- Timeline of Irish dissident activity
- Four arrests over 'reckless' attack
- Bomb explodes in car at courthouse
- Bomb was 'pointless act of terror'
On Monday, the Army was called to two security alerts in the city involving reported hijackings.
Army bomb disposal officers carried out a controlled explosion in Creggan's Circular Road after a vehicle was hijacked by three masked men at 11:30 GMT on Monday.
The second alert on Southway, also in Creggan, followed reports of a vehicle being hijacked by four masked men at 13:45 GMT.
In a third incident, police responded to a report of an abandoned lorry on the Northland Road close to the Glenbank Road junction and St Mary's College.
In north Belfast, a controlled explosion was carried out on a suspicious object in the area of Springfield Road and Lanark Way. Residents returned to their home shortly after midnight.
St Mary's College in Derry will be open to staff and pupils on Tuesday morning.
The school principal Marie Lindsay told BBC Radio Foyle that additional support will be provided for students who may have been affected by the security alert.
A number of residents were moved from their homes. A nearby community centre was opened to people who were affected.
A spokesperson for Northern Ireland's Housing Executive said one of their vans was hijacked and that a contractor they work with has withdrawn services in the Bishop Street, Brandywell, Creggan, Rosemount and Rossville areas until further notice.
SDLP MLA Mark H Durkan said the area was largely populated by older people.
"When you see frail pensioners in their late 80s and 90s being forced to leave their homes in their dressing gowns, it really is despicable.
"There is a huge sense of anxiety right across the city, and a huge sense of anger right across the city and understandably so," he said.
What is the New IRA?
- The New IRA was formed in 2012 after a number of dissident republican organisations said they were unifying under one leadership
- It is believed to be the largest dissident republican organisation
- The group is believed to have been responsible for a number of attacks since its formation, including the murders of prison officers David Black and Adrian Ismay.
In a post on the PSNI Foyle Facebook page, police also confirmed that "there has been an attempted hijacking of a local bus service" in the Galliagh area of the city.

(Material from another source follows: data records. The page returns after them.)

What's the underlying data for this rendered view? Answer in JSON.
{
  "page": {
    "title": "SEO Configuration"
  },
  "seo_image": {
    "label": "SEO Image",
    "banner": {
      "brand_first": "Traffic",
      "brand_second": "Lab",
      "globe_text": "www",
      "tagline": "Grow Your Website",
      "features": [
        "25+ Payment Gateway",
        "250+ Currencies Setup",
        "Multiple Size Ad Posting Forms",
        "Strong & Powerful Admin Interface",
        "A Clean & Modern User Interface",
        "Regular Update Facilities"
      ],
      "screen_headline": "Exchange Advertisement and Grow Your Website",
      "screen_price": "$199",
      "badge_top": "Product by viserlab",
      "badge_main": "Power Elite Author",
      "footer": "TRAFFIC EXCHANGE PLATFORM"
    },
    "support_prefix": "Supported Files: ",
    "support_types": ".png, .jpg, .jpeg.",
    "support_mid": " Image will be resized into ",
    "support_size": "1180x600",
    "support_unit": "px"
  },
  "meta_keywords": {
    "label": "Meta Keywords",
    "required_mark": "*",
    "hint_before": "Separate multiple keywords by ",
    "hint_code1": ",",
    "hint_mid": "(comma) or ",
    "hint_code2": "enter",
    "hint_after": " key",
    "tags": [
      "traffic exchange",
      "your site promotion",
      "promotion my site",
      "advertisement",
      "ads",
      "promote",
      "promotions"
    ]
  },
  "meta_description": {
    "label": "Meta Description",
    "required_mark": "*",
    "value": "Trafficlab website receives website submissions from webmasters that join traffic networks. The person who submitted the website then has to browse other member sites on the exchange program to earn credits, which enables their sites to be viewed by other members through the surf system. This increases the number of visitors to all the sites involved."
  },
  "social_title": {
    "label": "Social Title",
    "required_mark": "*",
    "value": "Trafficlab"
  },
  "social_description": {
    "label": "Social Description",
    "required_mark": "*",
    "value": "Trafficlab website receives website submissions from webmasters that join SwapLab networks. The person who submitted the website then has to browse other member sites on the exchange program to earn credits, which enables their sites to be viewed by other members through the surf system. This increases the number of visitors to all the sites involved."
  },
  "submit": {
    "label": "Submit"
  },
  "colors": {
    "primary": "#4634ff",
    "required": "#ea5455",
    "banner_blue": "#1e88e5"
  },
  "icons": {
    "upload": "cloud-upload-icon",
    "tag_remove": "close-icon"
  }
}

Saturday's bomb exploded outside the city's courthouse on Bishop Street shortly after a pizza delivery vehicle was hijacked at gun point.

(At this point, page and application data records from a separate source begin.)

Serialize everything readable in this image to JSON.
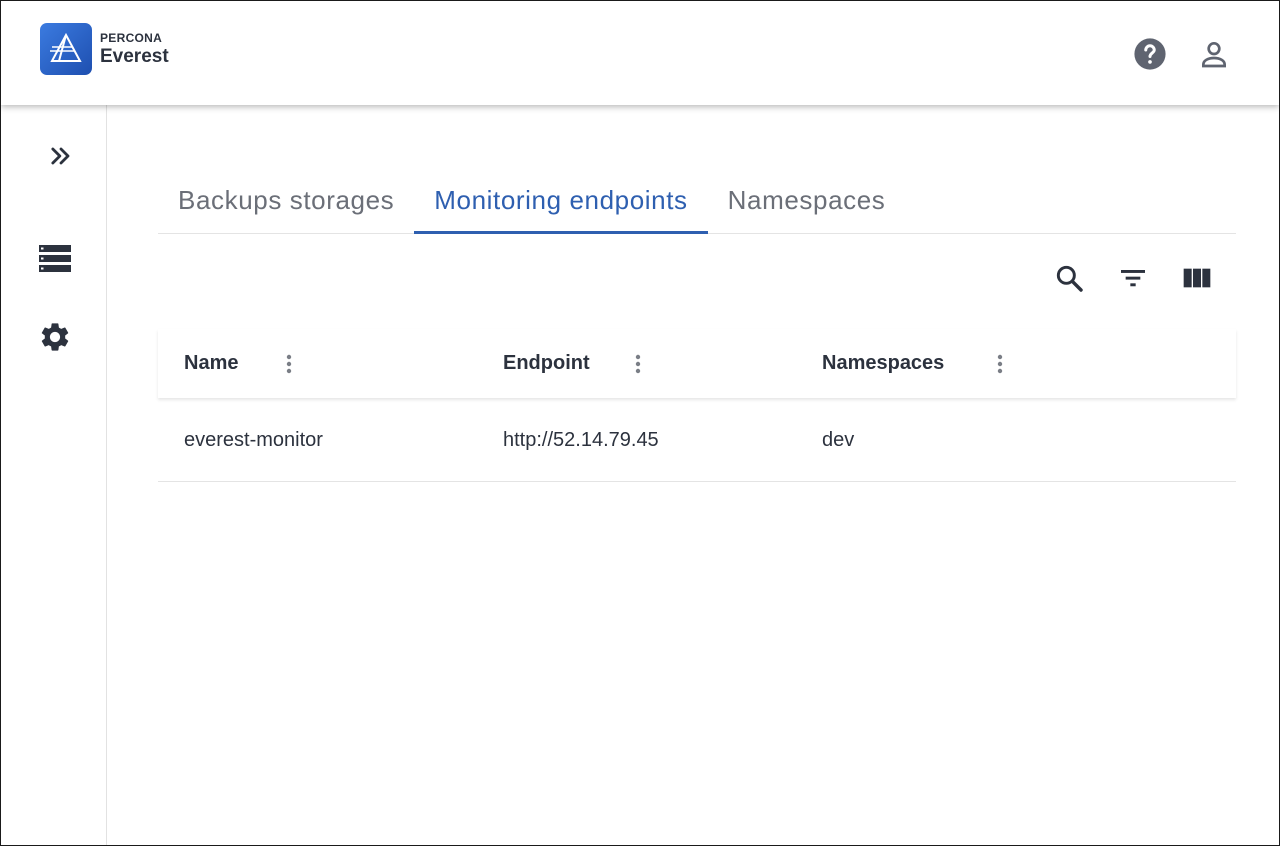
{
  "app": {
    "brand": "PERCONA",
    "product": "Everest"
  },
  "header": {
    "icons": [
      "help-icon",
      "account-icon"
    ]
  },
  "sidebar": {
    "items": [
      {
        "icon": "expand-chevrons-icon"
      },
      {
        "icon": "databases-icon"
      },
      {
        "icon": "settings-gear-icon"
      }
    ]
  },
  "tabs": [
    {
      "label": "Backups storages",
      "active": false
    },
    {
      "label": "Monitoring endpoints",
      "active": true
    },
    {
      "label": "Namespaces",
      "active": false
    }
  ],
  "toolbar": {
    "icons": [
      "search-icon",
      "filter-icon",
      "columns-icon"
    ]
  },
  "table": {
    "columns": [
      {
        "label": "Name"
      },
      {
        "label": "Endpoint"
      },
      {
        "label": "Namespaces"
      }
    ],
    "rows": [
      {
        "name": "everest-monitor",
        "endpoint": "http://52.14.79.45",
        "namespaces": "dev"
      }
    ]
  },
  "colors": {
    "accent": "#2e5fb0",
    "text": "#2c323e",
    "muted": "#6b6f78",
    "logo": "#2a63c8"
  }
}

A CCTV clip posted on Twitter by police showed a group of seven young people walking past the vehicle shortly before the blast.

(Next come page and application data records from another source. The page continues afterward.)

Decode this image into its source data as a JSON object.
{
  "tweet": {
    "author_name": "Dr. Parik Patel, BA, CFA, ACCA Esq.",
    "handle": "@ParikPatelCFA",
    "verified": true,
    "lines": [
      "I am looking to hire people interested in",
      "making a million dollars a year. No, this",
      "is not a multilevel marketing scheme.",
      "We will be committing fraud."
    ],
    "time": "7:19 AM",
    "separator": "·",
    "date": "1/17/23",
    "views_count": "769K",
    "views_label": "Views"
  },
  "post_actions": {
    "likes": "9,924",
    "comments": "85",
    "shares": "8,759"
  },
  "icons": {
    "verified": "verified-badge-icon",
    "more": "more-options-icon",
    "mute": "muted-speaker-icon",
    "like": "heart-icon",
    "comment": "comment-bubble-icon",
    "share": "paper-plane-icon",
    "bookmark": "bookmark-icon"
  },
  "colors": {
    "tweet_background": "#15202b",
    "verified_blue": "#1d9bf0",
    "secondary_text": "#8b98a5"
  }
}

Addressing MPs in the Commons on Monday afternoon, Prime Minister Theresa May said: "This house stands together with the people of Northern Ireland in ensuring that we never go back to the violence and terror of the past."
Northern Ireland Secretary Karen Bradley told MPs those behind the attack "will never succeed".
"Londonderry is a city that has thrived since the signing of the Good Friday Agreement 20 years ago - everyone can see that - and one that will continue to grow and develop despite the actions of those who seek to sow discord and division," she said.
DUP leader Arlene Foster tweeted that the PSNI "needs our full support to remove those responsible from our streets".
Sinn Féin councillor Kevin Campbell said there can be "no justification for this type of reckless activity".
"Those responsible for this disruption have shown complete disregard for the people of Creggan, particularly elderly people who live in this area," he said.
At the courthouse in Derry, scheduled jury trials have been put off until Wednesday.
Driver 'threatened and intimidated'
PSNI Supt Gordon McCalmont told BBC Radio Foyle the police were trying to get the city back to normal and show the attack had "little or no long-term impact".
He said the PSNI was "lucky we are not talking about loss of life".
Supt McCalmont also said the pizza delivery driver whose vehicle was hijacked and used in Saturday's bombing "had to go through the drama of having a firearm put to his head".
"He was threatened and intimidated. It would be fair to say he was asked not to raise the alarm."
He added: "These groupings obviously want us to respond. We will be very balanced. This threat has always been in this city.
"My sense is that this is not because of Brexit."